Who says this website is narrow-minded? We leap from the crisis afflicting western capitalism to the question of how a young girl travels to school: federalism has something to say about them both.
On the latter, the story in the Evening Standard today is that the father of a girl with a school place three miles away from home has been told that she might get a bike and ride there. Three miles is a decent ride for anyone, but I would have thought it is probably too much for a four year old. What makes the story interesting to this blog is that those comments came from the local MP.
One of the notions behind federalism is that of multi-level governance, in which institutions of governments exist at different levels to do different jobs, each concentrating on what it does best. We would expect the national government to deal with big questions of macroeconomics and law and order, while smaller issues such as municipal transport would be left to the local council. This is what is meant by subsidiarity.
(Note that the word “smaller” applies to the geographical area and, probably, the budget, but not necessarily to its impact on quality of life.)
The allocation of school places is exactly the kind of thing that local councils should be responsible for, in which case why is an MP getting involved? His answer would be, of course, that one of his constituents asked him about it and he needs all the votes he can get. Naturally, he is going to try and help. And, if we wonder why MPs are so busy, here is why.
The real problem is that the institutions of government at local level are weak and do not command the same respect as those at the national level. A properly constructed system of government would identify and represent the interests of the public at all the different levels and in all the different ways that the public has interests.
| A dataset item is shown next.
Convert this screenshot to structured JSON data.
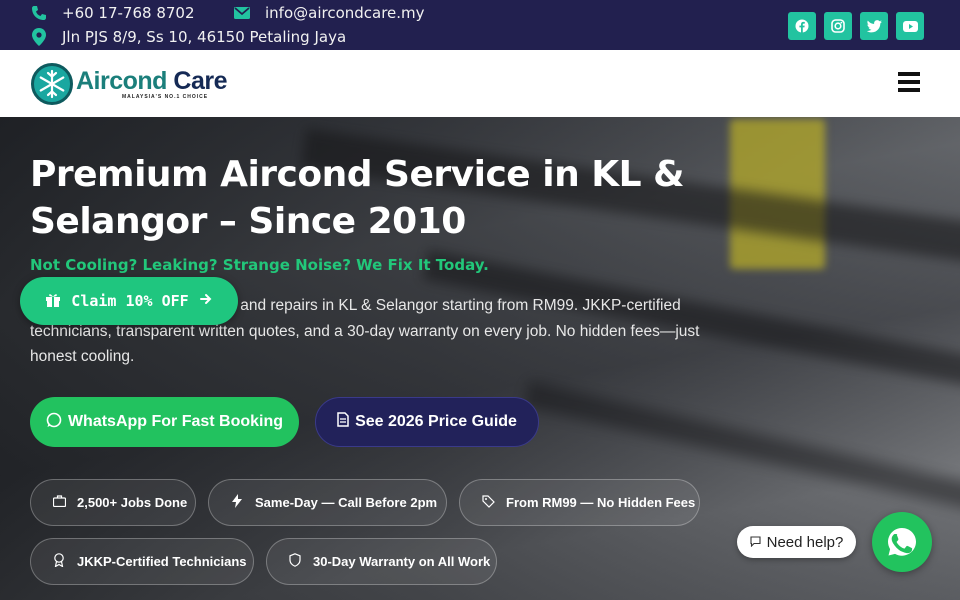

The historical hangover that one bit of the system of government dominates all the others is a detriment to the system of government as a whole.
Ever the realist, though, this blog accepts that the idea is easier said than done. MPs will be supercharged social workers for a while longer.